    7. Read Psalm 51:9-12. Is David only looking to be declared righteous? Does he seek mercy only for the forgiveness of his sins? (No. He wants a deep clean. He wants the Holy Spirit to renew a “right spirit” within him. He wants joy and a “willing spirit.”)
      1. Compare this with how some view the doctrine of righteousness by faith. I once heard someone say about sin, “That is okay, God will forgive.” The goal is not to simply get a pass, the goal is a changed heart so you will not want to sin. The goal is not to continue to “enjoy” sin secure in the knowledge of coming forgiveness.)
    8. Read Psalm 51:13. What is David’s goal for the future? Do you have that same goal? (He wants to bring glory to God by helping others turn to God.)
  3. Steadfast Love – and a Better Life
    1. Read Psalm 130:3. Who is in need of God’s mercy? (Everyone. No one can stand.)
    2. Read Psalm 103:2-4. What will God do to our iniquity? (He will forgive our sins and redeem our “life from the pit.”
    3. Read Psalm 103:5. Is God limited to forgiving us from sin? (No. It says that our youth is “renewed.”)
      1. Does that make sense? What is the connection between being forgiven and youth? (When we understand that our sins are forgiven, it makes us feel great again.)

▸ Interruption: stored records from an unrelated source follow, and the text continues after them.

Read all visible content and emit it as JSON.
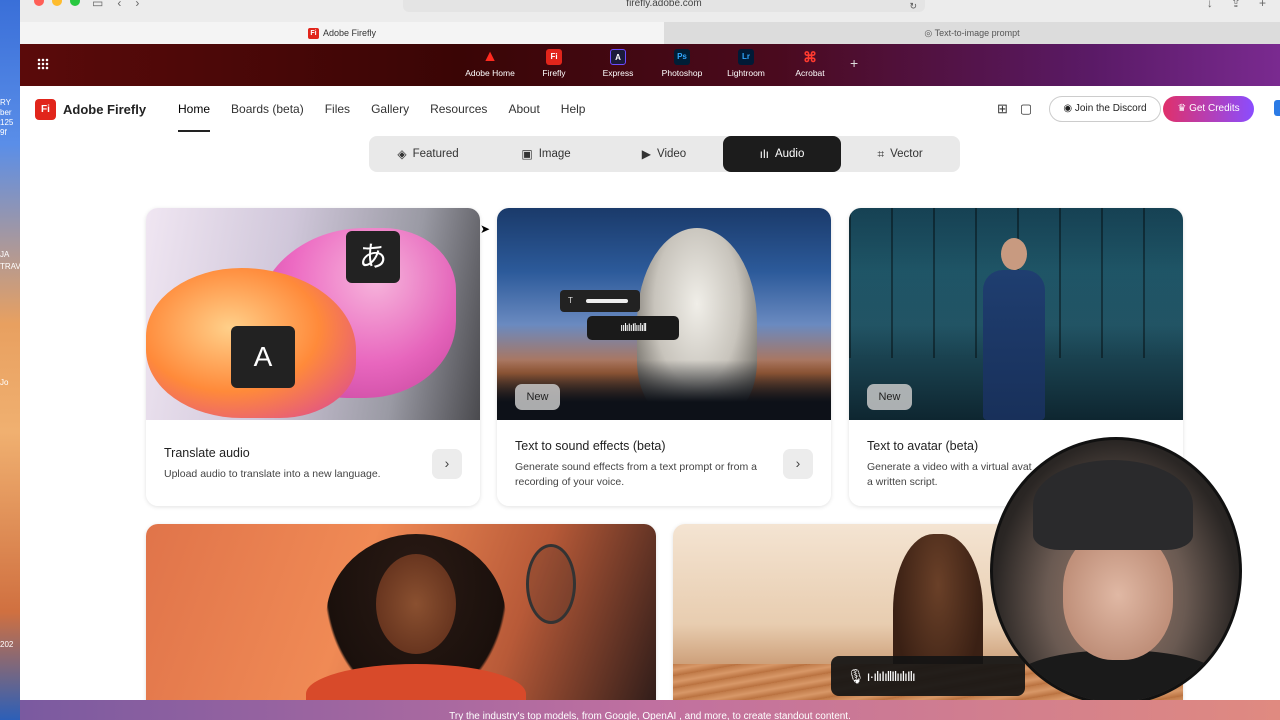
{
  "browser": {
    "url": "firefly.adobe.com",
    "tabs": [
      {
        "label": "Adobe Firefly",
        "active": true
      },
      {
        "label": "Text-to-image prompt",
        "active": false
      }
    ]
  },
  "appbar": {
    "apps": [
      {
        "label": "Adobe Home",
        "icon": "adobe-home-icon",
        "glyph": "A"
      },
      {
        "label": "Firefly",
        "icon": "firefly-icon",
        "glyph": "Fi"
      },
      {
        "label": "Express",
        "icon": "express-icon",
        "glyph": "A"
      },
      {
        "label": "Photoshop",
        "icon": "photoshop-icon",
        "glyph": "Ps"
      },
      {
        "label": "Lightroom",
        "icon": "lightroom-icon",
        "glyph": "Lr"
      },
      {
        "label": "Acrobat",
        "icon": "acrobat-icon",
        "glyph": "A"
      }
    ],
    "add_glyph": "+"
  },
  "header": {
    "logo_glyph": "Fi",
    "logo_text": "Adobe Firefly",
    "nav": [
      "Home",
      "Boards (beta)",
      "Files",
      "Gallery",
      "Resources",
      "About",
      "Help"
    ],
    "active_nav": "Home",
    "discord_label": "Join the Discord",
    "credits_label": "Get Credits"
  },
  "category_tabs": {
    "items": [
      "Featured",
      "Image",
      "Video",
      "Audio",
      "Vector"
    ],
    "active": "Audio"
  },
  "cards": [
    {
      "title": "Translate audio",
      "desc": "Upload audio to translate into a new language.",
      "badge": "",
      "glyph_a": "A",
      "glyph_b": "あ"
    },
    {
      "title": "Text to sound effects (beta)",
      "desc": "Generate sound effects from a text prompt or from a recording of your voice.",
      "badge": "New",
      "chip_t": "T",
      "chip_wave": "ıılıIıIlıılıll"
    },
    {
      "title": "Text to avatar (beta)",
      "desc": "Generate a video with a virtual avat",
      "desc2": "a written script.",
      "badge": "New"
    }
  ],
  "row2": {
    "voice_wave": "🎙 ı·ılıIıllIlıılıIlı"
  },
  "promo": {
    "text": "Try the industry's top models, from Google, OpenAI , and more, to create standout content."
  },
  "desktop_labels": [
    "RY",
    "ber",
    "125",
    "9f",
    "JA",
    "TRAV",
    "Jo",
    "202"
  ],
  "colors": {
    "accent_red": "#e1251b",
    "active_tab": "#1c1c1c",
    "credits_gradient_start": "#e0306a",
    "credits_gradient_end": "#8a4dff"
  }
}
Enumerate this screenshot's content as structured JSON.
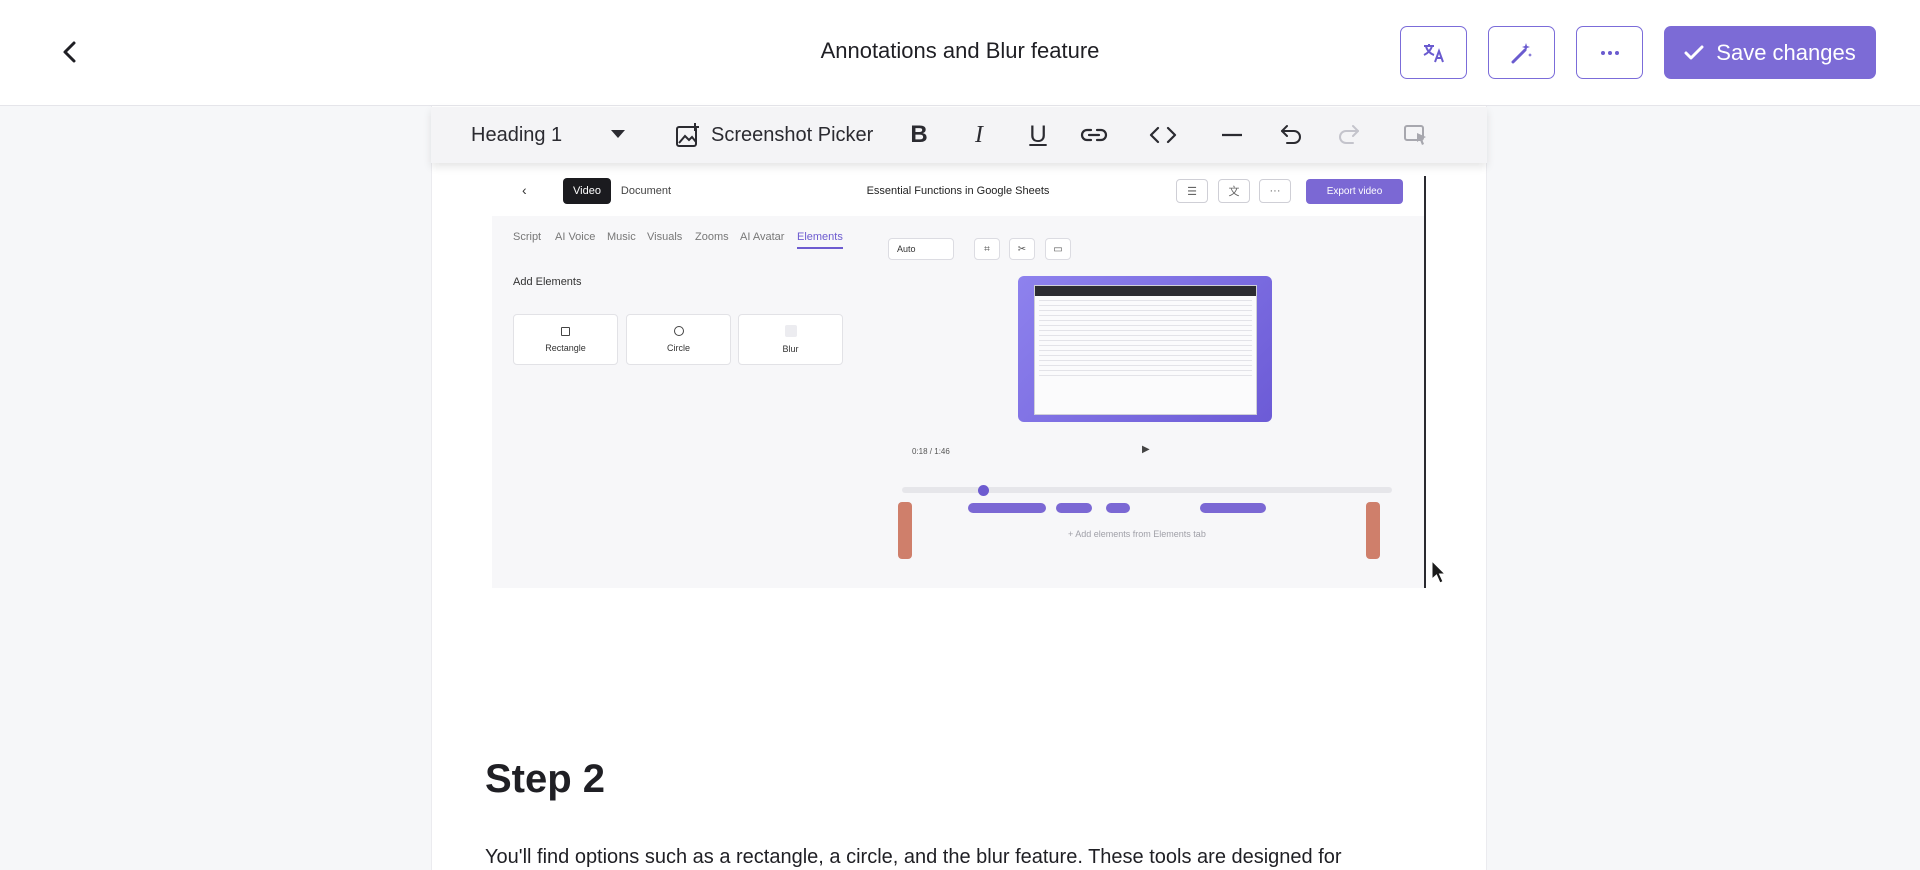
{
  "header": {
    "title": "Annotations and Blur feature",
    "save_label": "Save changes",
    "icons": [
      "chevron-left-icon",
      "translate-icon",
      "magic-wand-icon",
      "more-icon",
      "check-icon"
    ]
  },
  "toolbar": {
    "heading_select": "Heading 1",
    "screenshot_picker_label": "Screenshot Picker",
    "buttons": [
      "bold",
      "italic",
      "underline",
      "link",
      "code",
      "horizontal-rule",
      "undo",
      "redo",
      "select-element"
    ]
  },
  "screenshot": {
    "tabs": {
      "video": "Video",
      "document": "Document"
    },
    "title": "Essential Functions in Google Sheets",
    "export_label": "Export video",
    "nav_tabs": [
      "Script",
      "AI Voice",
      "Music",
      "Visuals",
      "Zooms",
      "AI Avatar",
      "Elements"
    ],
    "active_nav": "Elements",
    "section_label": "Add Elements",
    "elements": [
      "Rectangle",
      "Circle",
      "Blur"
    ],
    "auto_select": "Auto",
    "time": "0:18 / 1:46",
    "add_hint": "+ Add elements from Elements tab"
  },
  "content": {
    "step_title": "Step 2",
    "paragraph": "You'll find options such as a rectangle, a circle, and the blur feature. These tools are designed for"
  },
  "colors": {
    "accent": "#7c6bd6",
    "clip": "#7b68d4",
    "trim_handle": "#cf7f6b"
  }
}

      2. Look back at Psalm 103:3. Do you think that forgiveness of sins also heals our diseases? (I believe, and have read, that there is a connection between mental attitudes and disease. What is sure is that God will make us completely new, mind and body, when we are with Him in heaven.)
    4. Read Psalm 103:6. Are you feeling oppressed? If so, what will God do for you when you turn to Him? (He brings righteousness and justice for the oppressed.)
    5. Read Psalm 103:7. Why refer to Moses when we are discussing what God does to make our lives better? (Contemplate all the miracles God worked in enabling Moses to bring the Hebrew slaves out of Egypt.)
      1. What is the dire lesson in that story? (Despite seeing all the miracles, the people still did not trust God. See Deuteronomy 1.)
    6. Read Psalm 103:13-14. If you love your children, if your parents love you, how should you view God’s attitude toward you? (He is like a loving parent. This includes the understanding a parent has of how children need to be protected because they are not yet mature enough to face the world.)
    7. Friend, danger is all around. We all carry the danger of our predisposition to sin. God, in His mercy, rescues us from danger, and from our sinful nature. In mercy, if we trust Him, he will bless our lives. Will you turn to God right now? Will you ask the Holy Spirit to help you trust God in every situation?
  4. Next week: Wisdom for Righteous Living.